Thursday, March 11, 2004

Vermont eyes move against Pfizer
March 11, 2004 By Darren M. Allen VERMONT PRESS BUREAU MONTPELIER - Vermont might join Minnesota in pressuring drug giant Pfizer Inc. to stop punishing its Canadian customers who sell its products across the border. Pfizer has stopped shipping to Canadian pharmacies that sell the company's drugs to Americans. State Treasurer Jeb Spaulding Wednesday said he would ask the boards that control Vermont's three public retirement funds to support Minnesota's move to force Pfizer Inc. to reverse its decision to halt shipments to Canadian pharmacies. "The decision by Pfizer to end supplies of their products to pharmacies that refuse to promise to refrain from selling such products to U.S. residents is likely to impose a substantial and unnecessary hardship on many Vermonters," Spaulding wrote in a letter to Minnesota Gov. Tim Pawlenty, who heads the board responsible for managing his state's nearly $36 billion retirement fund. "In my view, as part owners of Pfizer, investors should not sit idly by while management develops and implements such a policy." That Pawlenty would be leading yet another charge in the battle over drug reimportation is hardly surprising. The maverick Republican established the country's first state government-sponsored Web site that guides Americans in how to buy their prescription drugs across the border. In Canada, prices of name-brand prescription drugs approved by the U.S. Food and Drug Administration are up to 50 percent less than they are in U.S. pharmacies. Such prescription drug reimportation schemes are catching on around the country and are gaining bipartisan support despite the opposition of the $190 billion drug industry, the FDA and the administration of President George W. Bush. Vermont Gov. James Douglas, a Republican, has expressed his support for a reimportation plan for the early 20,000 state employees, retirees and their families who participate in Vermont's employee health plans. However, unlike Pawlenty - and Burlington Mayor Peter Clavelle - Douglas has asked the FDA for permission, and he refuses to establish a program until the federal government gives its approval. The governor has experience when it comes to using the state's fiscal muscle to make a point. As state treasurer in 1997, Douglas called on the state's retirement funds to sell off their nearly $21 million in tobacco company holdings. At the time, he said, it was bad public policy to invest in companies whose products were driving more than $145 million in health care costs every year in Vermont.

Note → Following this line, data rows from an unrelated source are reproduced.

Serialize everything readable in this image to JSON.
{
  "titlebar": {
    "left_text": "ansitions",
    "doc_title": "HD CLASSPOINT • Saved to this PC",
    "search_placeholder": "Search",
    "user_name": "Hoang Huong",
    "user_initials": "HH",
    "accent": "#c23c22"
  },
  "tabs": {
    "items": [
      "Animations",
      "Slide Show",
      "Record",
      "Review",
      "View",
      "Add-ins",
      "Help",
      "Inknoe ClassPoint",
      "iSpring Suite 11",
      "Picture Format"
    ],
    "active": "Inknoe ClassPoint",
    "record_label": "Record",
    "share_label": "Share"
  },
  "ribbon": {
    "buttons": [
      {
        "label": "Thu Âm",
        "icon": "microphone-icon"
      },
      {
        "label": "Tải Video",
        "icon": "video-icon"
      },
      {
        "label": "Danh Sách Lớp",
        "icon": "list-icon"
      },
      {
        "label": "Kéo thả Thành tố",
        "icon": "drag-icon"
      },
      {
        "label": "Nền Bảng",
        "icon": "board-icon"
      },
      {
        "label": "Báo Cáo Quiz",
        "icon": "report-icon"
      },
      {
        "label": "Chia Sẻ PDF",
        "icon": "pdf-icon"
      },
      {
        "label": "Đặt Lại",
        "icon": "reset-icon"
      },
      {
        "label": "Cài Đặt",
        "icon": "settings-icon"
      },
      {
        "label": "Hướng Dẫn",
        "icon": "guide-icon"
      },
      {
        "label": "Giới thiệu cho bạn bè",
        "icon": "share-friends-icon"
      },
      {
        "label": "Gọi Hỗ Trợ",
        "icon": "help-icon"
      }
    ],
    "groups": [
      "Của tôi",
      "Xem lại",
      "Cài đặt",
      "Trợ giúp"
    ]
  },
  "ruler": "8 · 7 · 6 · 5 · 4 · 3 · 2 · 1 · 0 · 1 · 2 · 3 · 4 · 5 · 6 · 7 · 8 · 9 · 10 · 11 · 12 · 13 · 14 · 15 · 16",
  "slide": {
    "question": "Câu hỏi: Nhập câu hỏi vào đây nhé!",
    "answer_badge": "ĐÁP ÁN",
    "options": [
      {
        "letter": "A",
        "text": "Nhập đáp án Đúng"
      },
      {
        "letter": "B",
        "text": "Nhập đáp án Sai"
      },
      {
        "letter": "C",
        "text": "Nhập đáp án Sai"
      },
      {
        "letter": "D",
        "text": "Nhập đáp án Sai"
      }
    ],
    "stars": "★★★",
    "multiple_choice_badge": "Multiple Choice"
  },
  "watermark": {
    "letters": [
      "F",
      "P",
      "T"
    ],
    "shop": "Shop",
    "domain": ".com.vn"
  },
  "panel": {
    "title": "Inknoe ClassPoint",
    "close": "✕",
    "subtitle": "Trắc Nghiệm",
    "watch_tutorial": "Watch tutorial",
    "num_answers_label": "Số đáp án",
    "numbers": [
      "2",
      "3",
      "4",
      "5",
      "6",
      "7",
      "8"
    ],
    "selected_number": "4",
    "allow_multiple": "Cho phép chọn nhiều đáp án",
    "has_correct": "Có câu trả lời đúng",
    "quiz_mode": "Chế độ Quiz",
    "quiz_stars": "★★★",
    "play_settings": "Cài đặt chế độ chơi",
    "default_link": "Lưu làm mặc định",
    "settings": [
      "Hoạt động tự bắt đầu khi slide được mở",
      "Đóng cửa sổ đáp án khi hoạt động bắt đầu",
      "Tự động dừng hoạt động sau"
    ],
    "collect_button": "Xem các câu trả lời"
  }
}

Jason Gibbs, Douglas's spokesman, said the governor is receptive to Spaulding's move. "This is a proposal that Gov. Douglas is going to give significant consideration to," he said. "The governor, having served eight years as state treasurer, is very aware of the influence that such actions might have." Using the clout of a state's holdings in major companies is itself becoming a trend with large public investment pools. Late last year, Spaulding spearheaded a successful effort to convince the state's retirement boards - with holdings of about $2.4 billion - to begin voting their shares at the annual meetings of the companies in which the funds had holdings. In the case of Pfizer, Vermont's voice will admittedly be tiny. At about $21 million, Vermont's stake in the $280 billion drug behemoth would hardly be noticed. Even combined with Minnesota's $476 million worth of holdings, the two states hold less than 1 percent of the company's stock. The effort Vermont would be joining is the crafting of a shareholder resolution that would be put to the company's stockholders at their 2005 annual meeting. The resolution would call on the company to reverse its decision to stop shipments of drugs to Canadian pharmacies selling to Americans. A company spokesman did not return calls seeking comment, but in a statement issued to the Associated Press after Minnesota announced its shareholder resolution intentions, Pfizer said, "Pfizer is always willing to listen to hear from its shareholders." Spaulding said he had no intentions of recommending that the state divest itself of Pfizer stock, which last year generated what he called a "highly competitive return." But he said he feels strongly that all shareholders of a company have a responsibility to let management know if they are displeased. "My philosophy is that if we divest, it's the same as people saying, 'I'm not going to vote,'" Spaulding said in a telephone interview. "As part owners of the company, we certainly want to make a good profit. But we must also take the pertinent steps to make sure the company remains a good corporate citizen." Contact Darren Allen at or